for physical processes in a real or imaginary world. When we talk about Einstein’s theory of relativity, we’re talking about equations.
This reminded me of a panel at Convergence back in 2010.
The word “theory” does not mean “speculations” or “ideas”, which is all that is contained in this little article. Maybe that’s what theory means at a cocktail party, but it’s not what “theory” means in physics.
I agree, although in non-technical conversation I fear it is a lost cause.
Second, what Hawking is addressing in this note is the precise level of blackness of a black hole… in short, whether the name “black hole” for the objects we call black holes is really appropriate.
But simply the fact that black holes aren’t quite black isn’t new. In fact it was Hawking himself who became famous in 1974-1975 for pointing out that in a world with quantum physics, typical black holes cannot be precisely
black — so it’s not true that nothing ever comes out of a black hole.
What he means [here] is that black holes are very, very slightly (though importantly) less black than he said in his 1974 paper…
“There are however apparent horizons which persist for a period of time.”
Translation: for an extremely long time,
what we call a black hole will behave in just the way we have long thought it does. In particular, there is no change in any of the astrophysics
of black holes that astronomers have been studying in recent decades. The only issue is what happens as a black hole begins to evaporate in a serious way,
and when you look very, very carefully at the details of the Hawking radiation, which is very difficult to do.
In astrophysics “extremely long time” means “much more than the present age of the Universe”, about 13.8 Billion year. This is in contrast to elementary particle
physics, where the muon’s half life of 2.2 microseconds is considered a very long time. Context is everything.
Meanwhile, the media takes the five words “There Are No Black Holes” and creates almost pure fiction, fiction that has almost nothing to do with the reality of the science. Well done, media, well done. Sometimes you’re just like a black hole: information comes in, and after being completely scrambled beyond recognition, comes back out again through a mysterious process that makes no sense to anyone.
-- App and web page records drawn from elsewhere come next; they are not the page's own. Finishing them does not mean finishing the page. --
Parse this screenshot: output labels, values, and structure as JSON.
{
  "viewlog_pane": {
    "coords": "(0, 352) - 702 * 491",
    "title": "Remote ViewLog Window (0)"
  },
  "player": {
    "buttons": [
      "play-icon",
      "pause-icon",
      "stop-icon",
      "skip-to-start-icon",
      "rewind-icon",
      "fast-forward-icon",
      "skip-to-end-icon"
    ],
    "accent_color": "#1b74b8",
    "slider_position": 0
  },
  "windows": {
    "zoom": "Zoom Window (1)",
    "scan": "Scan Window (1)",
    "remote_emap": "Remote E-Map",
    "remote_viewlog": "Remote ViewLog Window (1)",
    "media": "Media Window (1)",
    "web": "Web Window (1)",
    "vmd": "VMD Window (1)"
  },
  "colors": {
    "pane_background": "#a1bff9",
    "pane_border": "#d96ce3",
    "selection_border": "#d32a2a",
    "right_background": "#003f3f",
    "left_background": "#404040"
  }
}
Except that in your case, it’s very clear that information is lost, and misinformation is created.